TASK.
Could you retype every entry below exactly as written?

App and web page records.

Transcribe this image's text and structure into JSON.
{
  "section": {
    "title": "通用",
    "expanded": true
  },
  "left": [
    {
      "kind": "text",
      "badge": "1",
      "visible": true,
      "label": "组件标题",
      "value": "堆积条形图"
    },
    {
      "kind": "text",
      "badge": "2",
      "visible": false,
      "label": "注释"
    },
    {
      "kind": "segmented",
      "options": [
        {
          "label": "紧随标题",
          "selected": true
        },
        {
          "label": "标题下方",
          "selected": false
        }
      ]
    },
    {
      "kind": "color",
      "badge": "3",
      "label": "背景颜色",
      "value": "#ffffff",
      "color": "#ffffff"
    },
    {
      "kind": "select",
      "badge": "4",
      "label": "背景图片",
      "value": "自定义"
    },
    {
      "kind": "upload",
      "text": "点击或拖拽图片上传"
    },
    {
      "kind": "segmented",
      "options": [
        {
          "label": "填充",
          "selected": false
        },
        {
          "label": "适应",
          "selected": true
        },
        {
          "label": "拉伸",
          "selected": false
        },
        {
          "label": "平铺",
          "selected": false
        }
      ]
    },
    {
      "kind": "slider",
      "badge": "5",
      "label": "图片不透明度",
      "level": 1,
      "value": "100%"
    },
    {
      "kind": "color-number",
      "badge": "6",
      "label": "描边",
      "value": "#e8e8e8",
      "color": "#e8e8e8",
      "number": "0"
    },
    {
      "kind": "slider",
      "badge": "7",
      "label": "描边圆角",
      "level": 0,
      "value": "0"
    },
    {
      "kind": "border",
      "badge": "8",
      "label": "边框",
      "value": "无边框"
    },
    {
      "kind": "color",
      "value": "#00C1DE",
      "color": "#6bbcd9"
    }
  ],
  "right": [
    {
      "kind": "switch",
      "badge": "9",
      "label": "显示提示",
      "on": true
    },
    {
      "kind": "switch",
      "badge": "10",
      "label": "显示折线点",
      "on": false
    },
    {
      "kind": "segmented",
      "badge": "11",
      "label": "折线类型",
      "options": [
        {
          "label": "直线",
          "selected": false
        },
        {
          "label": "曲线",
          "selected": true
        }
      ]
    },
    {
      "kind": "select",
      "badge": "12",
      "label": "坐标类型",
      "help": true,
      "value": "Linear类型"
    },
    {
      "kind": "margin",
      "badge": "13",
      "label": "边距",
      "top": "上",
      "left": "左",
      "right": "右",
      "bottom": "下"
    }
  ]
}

EXPECTED ANSWER.
Transcribe this image's text and structure into JSON.
{
  "section": {
    "title": "通用",
    "expanded": true
  },
  "left": [
    {
      "kind": "text",
      "badge": "1",
      "visible": true,
      "label": "组件标题",
      "value": "堆积条形图"
    },
    {
      "kind": "text",
      "badge": "2",
      "visible": false,
      "label": "注释"
    },
    {
      "kind": "segmented",
      "options": [
        {
          "label": "紧随标题",
          "selected": true
        },
        {
          "label": "标题下方",
          "selected": false
        }
      ]
    },
    {
      "kind": "color",
      "badge": "3",
      "label": "背景颜色",
      "value": "#ffffff",
      "color": "#ffffff"
    },
    {
      "kind": "select",
      "badge": "4",
      "label": "背景图片",
      "value": "自定义"
    },
    {
      "kind": "upload",
      "text": "点击或拖拽图片上传"
    },
    {
      "kind": "segmented",
      "options": [
        {
          "label": "填充",
          "selected": false
        },
        {
          "label": "适应",
          "selected": true
        },
        {
          "label": "拉伸",
          "selected": false
        },
        {
          "label": "平铺",
          "selected": false
        }
      ]
    },
    {
      "kind": "slider",
      "badge": "5",
      "label": "图片不透明度",
      "level": 1,
      "value": "100%"
    },
    {
      "kind": "color-number",
      "badge": "6",
      "label": "描边",
      "value": "#e8e8e8",
      "color": "#e8e8e8",
      "number": "0"
    },
    {
      "kind": "slider",
      "badge": "7",
      "label": "描边圆角",
      "level": 0,
      "value": "0"
    },
    {
      "kind": "border",
      "badge": "8",
      "label": "边框",
      "value": "无边框"
    },
    {
      "kind": "color",
      "value": "#00C1DE",
      "color": "#6bbcd9"
    }
  ],
  "right": [
    {
      "kind": "switch",
      "badge": "9",
      "label": "显示提示",
      "on": true
    },
    {
      "kind": "switch",
      "badge": "10",
      "label": "显示折线点",
      "on": false
    },
    {
      "kind": "segmented",
      "badge": "11",
      "label": "折线类型",
      "options": [
        {
          "label": "直线",
          "selected": false
        },
        {
          "label": "曲线",
          "selected": true
        }
      ]
    },
    {
      "kind": "select",
      "badge": "12",
      "label": "坐标类型",
      "help": true,
      "value": "Linear类型"
    },
    {
      "kind": "margin",
      "badge": "13",
      "label": "边距",
      "top": "上",
      "left": "左",
      "right": "右",
      "bottom": "下"
    }
  ]
}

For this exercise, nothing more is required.